By contrast, Herbold argued that the link between one-time hiring incentives and an increase in police recruitment is inconclusive and that the city should focus on replenishing all critical positions, not only to the police.
“My work with the mayor’s office on this has been focused on doing something to address the recruitment issues now, not just for police hiring, but also for critical but hard to fill municipal jobs. such as carpenters, truck drivers and civil engineers,” Herbold said in a prepared statement. “A report released by the executive indicates that traditional hiring bonuses have a ‘limited impact on retention’ and have ‘potential inherent disadvantages and equity issues for employer and employees.’ Councilman Nelson’s resolution gives the SPD time to develop a staffing incentive program that may or may not end up including traditional hiring bonuses; we won’t know until we get a proposal from the executive.
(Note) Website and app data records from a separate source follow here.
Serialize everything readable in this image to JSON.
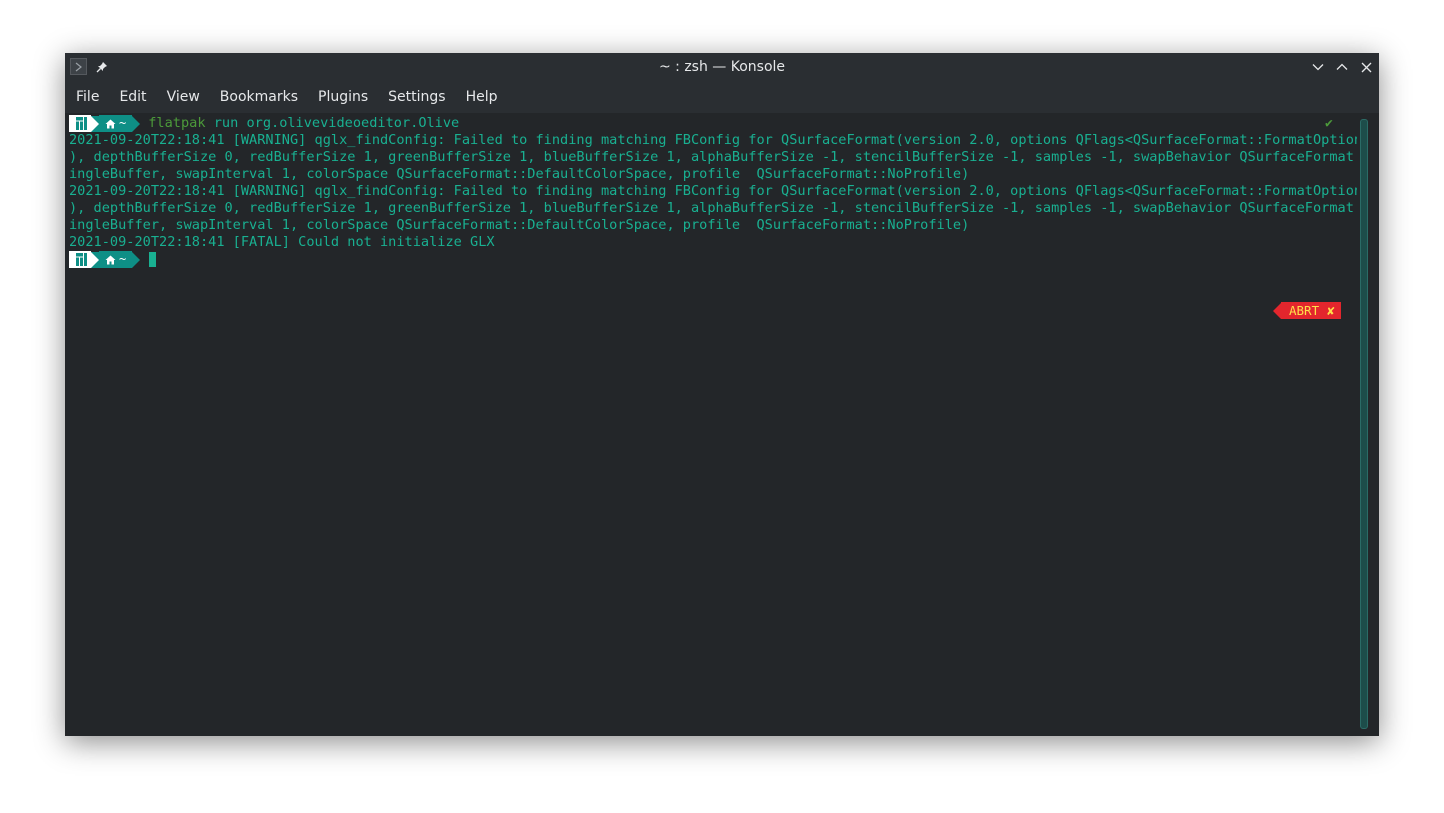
{
  "window": {
    "title": "~ : zsh — Konsole"
  },
  "menu": [
    {
      "label": "File"
    },
    {
      "label": "Edit"
    },
    {
      "label": "View"
    },
    {
      "label": "Bookmarks"
    },
    {
      "label": "Plugins"
    },
    {
      "label": "Settings"
    },
    {
      "label": "Help"
    }
  ],
  "prompt": {
    "home_label": "~",
    "status_ok": "✔",
    "abrt_label": "ABRT",
    "abrt_mark": "✘"
  },
  "command": {
    "name": "flatpak",
    "args": " run org.olivevideoeditor.Olive"
  },
  "output": [
    "2021-09-20T22:18:41 [WARNING] qglx_findConfig: Failed to finding matching FBConfig for QSurfaceFormat(version 2.0, options QFlags<QSurfaceFormat::FormatOption>(",
    "), depthBufferSize 0, redBufferSize 1, greenBufferSize 1, blueBufferSize 1, alphaBufferSize -1, stencilBufferSize -1, samples -1, swapBehavior QSurfaceFormat::S",
    "ingleBuffer, swapInterval 1, colorSpace QSurfaceFormat::DefaultColorSpace, profile  QSurfaceFormat::NoProfile)",
    "2021-09-20T22:18:41 [WARNING] qglx_findConfig: Failed to finding matching FBConfig for QSurfaceFormat(version 2.0, options QFlags<QSurfaceFormat::FormatOption>(",
    "), depthBufferSize 0, redBufferSize 1, greenBufferSize 1, blueBufferSize 1, alphaBufferSize -1, stencilBufferSize -1, samples -1, swapBehavior QSurfaceFormat::S",
    "ingleBuffer, swapInterval 1, colorSpace QSurfaceFormat::DefaultColorSpace, profile  QSurfaceFormat::NoProfile)",
    "2021-09-20T22:18:41 [FATAL] Could not initialize GLX"
  ],
  "colors": {
    "terminal_bg": "#232629",
    "text": "#19b091",
    "command_name": "#4c9a3a",
    "prompt_segment": "#0e8f86",
    "abrt_bg": "#e3262d",
    "abrt_text": "#ffe04a"
  },
  "icons": {
    "app": "konsole-icon",
    "pin": "pin-icon",
    "distro": "manjaro-icon",
    "home": "home-icon"
  }
}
I look forward to reviewing it when delivered by the executive.
While previous meetings on the topic of hiring incentives had heated up, the mayor’s office described the collaboration as fruitful.
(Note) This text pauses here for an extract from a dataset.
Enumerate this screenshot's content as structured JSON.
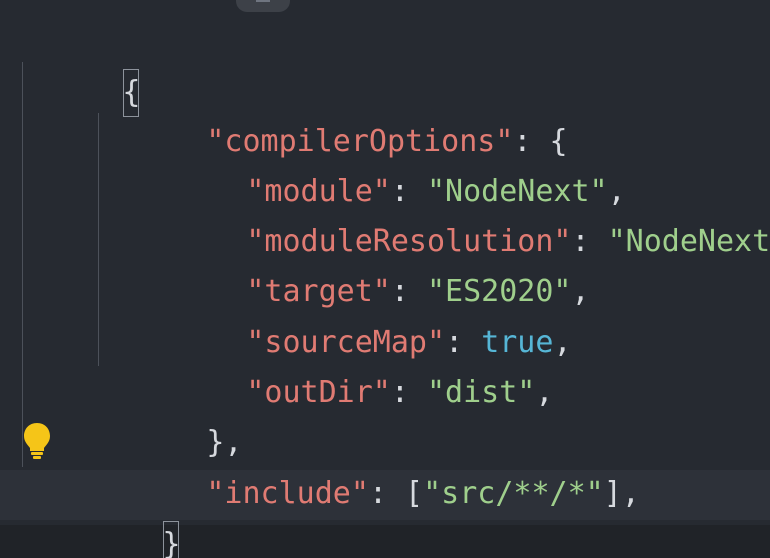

“These two thoughtful proposals complement each other,” Mayor Harrell said. “In the short term, Councilmember Herbold’s order directs the city’s human resources department to develop a policy to provide relocation benefits for a broader range of citywide positions that are difficult to hire, priority being given to the police. The Seattle Police Department would have access to $650,000 in salary savings to pay relocation benefits for Seattle Police Department (SPD) officers and to hire an SPD recruiter to attract qualified professionals to Seattle. Councilman Nelson intends to propose a friendly amendment to the ordinance, which would increase the SPD’s publicity and outreach budget by $350,000, as well as support the police chief’s national search process.
Mayor Harrell was concerned that officers felt unwelcome and unsupported in Seattle, which several former employees indicated during exit interviews. It is difficult to quantify feelings of alienation and underappreciation. However, if money talks, most officers are well supported. The median gross salary topped $152,000 for SPD officers in 2019, far outpacing most other public employees, and 374 officers earned more than $200,000 in gross pay that year, according to analysis by Seattle. Times.
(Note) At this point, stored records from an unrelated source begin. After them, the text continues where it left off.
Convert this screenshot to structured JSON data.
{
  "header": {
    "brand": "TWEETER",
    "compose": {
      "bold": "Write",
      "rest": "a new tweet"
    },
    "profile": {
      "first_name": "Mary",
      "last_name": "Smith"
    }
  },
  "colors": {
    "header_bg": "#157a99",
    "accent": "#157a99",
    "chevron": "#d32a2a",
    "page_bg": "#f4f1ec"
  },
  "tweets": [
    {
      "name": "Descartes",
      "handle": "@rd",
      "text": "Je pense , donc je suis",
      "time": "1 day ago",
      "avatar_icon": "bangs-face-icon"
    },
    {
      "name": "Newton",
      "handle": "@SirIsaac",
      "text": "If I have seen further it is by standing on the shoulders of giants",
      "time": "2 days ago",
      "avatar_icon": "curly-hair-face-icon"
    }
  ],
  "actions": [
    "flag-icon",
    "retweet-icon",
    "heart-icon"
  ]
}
“We know that it is not possible to achieve incentives alone to achieve national best practice staffing levels for SPD. Progress requires a holistic effort rooted in our shared commitment to making it a place where agents feel welcome and supported – and where everything neighbors feel safe,” Mayor Harrell said in a statement. “I hope that between the efforts of these two Council members and following vigorous political debate, we can work together towards what we all seek: a safe and healthy Seattle.”
“People are dying! Council Member Nelson added in committee.